Analysts in the Houston office of Raymond James & Associates Inc. reported crude futures prices were up July 17 in electronic trading before the start of the regular daily session on the New York Mercantile Exchange on "news" that the Organization of Petroleum Exporting Countries plans to maintain current production levels despite its recently increased demand forecast, up by 100,000 b/d to 31.1 million b/d in the fourth quarter. For months now, OPEC officials have said it would do no good to increase the amount of oil pumped to market when there is insufficient refining capacity to process it.
However, Raymond James analysts said, "Increased refinery operations, partly offset by speculation that the US Energy Department will report [on July 18] a build in US gasoline supplies, is also driving crude higher."
A hydrocracking unit at Valero Energy Corp.'s McKee refinery was reported to have restarted July 14 after being taken down for equipment failure. The 171,000 b/d refinery in Sunray, Tex., has been operating at 150,000 b/d since June. It shut down Feb. 16 when a fire in a deasphalter unit threatened four adjacent spherical propane tanks (OGJ Online, Feb. 21, 2007). On May 24, a fluid catalytic cracking unit was shut down for maintenance due to a problem with circulation of catalyst.
ExxonMobil Corp. also restarted a hydrocracking unit at its 565,000 b/d Baytown, Tex., refinery over the weekend. That was shut down June 23 to repair a leak.
The recovered refining capacity at the two facilities came too late, however, to affect DOE's upcoming report on US inventories and refining capacity through July 13.
In other news, Japanese refiners are reported to be considering a request from the state-run National Iranian Oil Co. to be paid in yen currency for future purchases of Iranian crude in an apparent attempt to reduce Iran's holdings of US dollars. International oil sales are priced in US dollars, which frequently have traded at a discount against the stronger Japanese yen and European euro in recent years.
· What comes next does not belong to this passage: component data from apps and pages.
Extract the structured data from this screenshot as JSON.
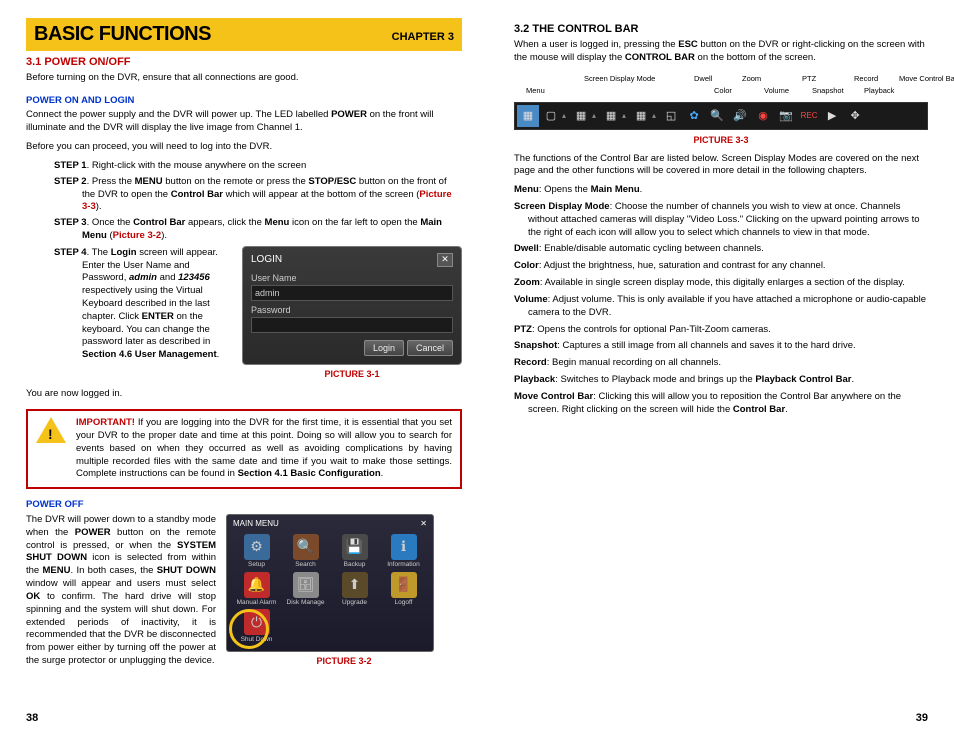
{
  "left": {
    "chapterTitle": "BASIC FUNCTIONS",
    "chapterNum": "CHAPTER 3",
    "sec31": "3.1 POWER ON/OFF",
    "intro": "Before turning on the DVR, ensure that all connections are good.",
    "subPowerOn": "POWER ON AND LOGIN",
    "p1a": "Connect the power supply and the DVR will power up. The LED labelled ",
    "p1b": "POWER",
    "p1c": " on the front will illuminate and the DVR will display the live image from Channel 1.",
    "p2": "Before you can proceed, you will need to log into the DVR.",
    "step1a": "STEP 1",
    "step1b": ". Right-click with the mouse anywhere on the screen",
    "step2a": "STEP 2",
    "step2b": ". Press the ",
    "step2c": "MENU",
    "step2d": " button on the remote or press the ",
    "step2e": "STOP/ESC",
    "step2f": " button on the front of the DVR to open the ",
    "step2g": "Control Bar",
    "step2h": " which will appear at the bottom of the screen (",
    "step2i": "Picture 3-3",
    "step2j": ").",
    "step3a": "STEP 3",
    "step3b": ". Once the ",
    "step3c": "Control Bar",
    "step3d": " appears, click the ",
    "step3e": "Menu",
    "step3f": " icon on the far left to open the ",
    "step3g": "Main Menu",
    "step3h": " (",
    "step3i": "Picture 3-2",
    "step3j": ").",
    "step4a": "STEP 4",
    "step4b": ". The ",
    "step4c": "Login",
    "step4d": " screen will appear. Enter the User Name and Password, ",
    "step4e": "admin",
    "step4f": " and ",
    "step4g": "123456",
    "step4h": " respectively using the Virtual Keyboard described in the last chapter. Click ",
    "step4i": "ENTER",
    "step4j": " on the keyboard. You can change the password later as described in ",
    "step4k": "Section 4.6 User Management",
    "step4l": ".",
    "login": {
      "title": "LOGIN",
      "userLbl": "User Name",
      "userVal": "admin",
      "passLbl": "Password",
      "btnLogin": "Login",
      "btnCancel": "Cancel"
    },
    "pic31": "PICTURE 3-1",
    "logged": "You are now logged in.",
    "warn": {
      "imp": "IMPORTANT!",
      "t1": " If you are logging into the DVR for the first time, it is essential that you set your DVR to the proper date and time at this point. Doing so will allow you to search for events based on when they occurred as well as avoiding complications by having multiple recorded files with the same date and time if you wait to make those settings. Complete instructions can be found in ",
      "t2": "Section 4.1 Basic Configuration",
      "t3": "."
    },
    "subPowerOff": "POWER OFF",
    "po1": "The DVR will power down to a standby mode when the ",
    "po2": "POWER",
    "po3": " button on the remote control is pressed, or when the ",
    "po4": "SYSTEM SHUT DOWN",
    "po5": " icon is selected from within the ",
    "po6": "MENU",
    "po7": ". In both cases, the ",
    "po8": "SHUT DOWN",
    "po9": " window will appear and users must select ",
    "po10": "OK",
    "po11": " to confirm. The hard drive will stop spinning and the system will shut down. For extended periods of inactivity, it is recommended that the DVR be disconnected from power either by turning off the power at the surge protector or unplugging the device.",
    "menu": {
      "title": "MAIN MENU",
      "items": [
        "Setup",
        "Search",
        "Backup",
        "Information",
        "Manual Alarm",
        "Disk Manage",
        "Upgrade",
        "Logoff",
        "Shut Down"
      ]
    },
    "pic32": "PICTURE 3-2",
    "pageNum": "38"
  },
  "right": {
    "sec32": "3.2 THE CONTROL BAR",
    "intro1": "When a user is logged in, pressing the ",
    "intro2": "ESC",
    "intro3": " button on the DVR or right-clicking on the screen with the mouse will display the ",
    "intro4": "CONTROL BAR",
    "intro5": " on the bottom of the screen.",
    "labels": {
      "menu": "Menu",
      "sdm": "Screen Display Mode",
      "dwell": "Dwell",
      "color": "Color",
      "zoom": "Zoom",
      "volume": "Volume",
      "ptz": "PTZ",
      "snapshot": "Snapshot",
      "record": "Record",
      "playback": "Playback",
      "move": "Move Control Bar"
    },
    "pic33": "PICTURE 3-3",
    "p1": "The functions of the Control Bar are listed below. Screen Display Modes are covered on the next page and the other functions will be covered in more detail in the following chapters.",
    "defs": {
      "menu1": "Menu",
      "menu2": ": Opens the ",
      "menu3": "Main Menu",
      "menu4": ".",
      "sdm1": "Screen Display Mode",
      "sdm2": ": Choose the number of channels you wish to view at once. Channels without attached cameras will display \"Video Loss.\" Clicking on the upward pointing arrows to the right of each icon will allow you to select which channels to view in that mode.",
      "dwell1": "Dwell",
      "dwell2": ": Enable/disable automatic cycling between channels.",
      "color1": "Color",
      "color2": ": Adjust the brightness, hue, saturation and contrast for any channel.",
      "zoom1": "Zoom",
      "zoom2": ": Available in single screen display mode, this digitally enlarges a section of the display.",
      "vol1": "Volume",
      "vol2": ": Adjust volume. This is only available if you have attached a microphone or audio-capable camera to the DVR.",
      "ptz1": "PTZ",
      "ptz2": ": Opens the controls for optional Pan-Tilt-Zoom cameras.",
      "snap1": "Snapshot",
      "snap2": ": Captures a still image from all channels and saves it to the hard drive.",
      "rec1": "Record",
      "rec2": ": Begin manual recording on all channels.",
      "pb1": "Playback",
      "pb2": ": Switches to Playback mode and brings up the ",
      "pb3": "Playback Control Bar",
      "pb4": ".",
      "mv1": "Move Control Bar",
      "mv2": ": Clicking this will allow you to reposition the Control Bar anywhere on the screen. Right clicking on the screen will hide the ",
      "mv3": "Control Bar",
      "mv4": "."
    },
    "pageNum": "39"
  }
}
Japanese refiners are said to be reluctant to make the change as it offers no advantage to them. Meanwhile, Iran is still defying US and United Nations' sanctions over its nuclear power program.
The August contract for benchmark US light, sweet crudes gained 22¢ to $74.15/bbl July 16 on NYMEX. The September contract advanced by 10¢ to $74.23/bbl, but subsequent monthly contracts through June 2008 posted losses. On the US spot market, WTI at Cushing, Okla., was up 22¢ to $74.16/bbl. The August RBOB contract fell 9.86¢ to $2.13/gal on NYMEX, the lowest closing for a front-month RBOB contract since mid-June. Heating oil for the same month declined 5.5¢ to $2.06/gal.
The August natural gas contract dropped 28.6¢ to $6.38/MMbtu on NYMEX. On the US spot market, gas at Henry Hub, La., was down 10.5¢ to $6.26/MMbtu. Raymond James analysts said natural gas prices were flat in premarket trading July 17 "on forecasts for below-normal temperatures and lower demand in the key consuming markets of the Midwest and Northeast." They said, "Increasing storage and a lack of sustained heat to boost cooling demand continue to put downward pressure on natural gas prices."
In London, the August IPE contract for North Sea Brent crude, declined 24¢ to $77.33/bbl. Gas oil for August gained $2.50 to $657.50/tonne.
The average price for OPEC's basket of 11 benchmark crudes increased 34¢ to $72.83/bbl on July 16.
Contact Sam Fletcher at email@example.com.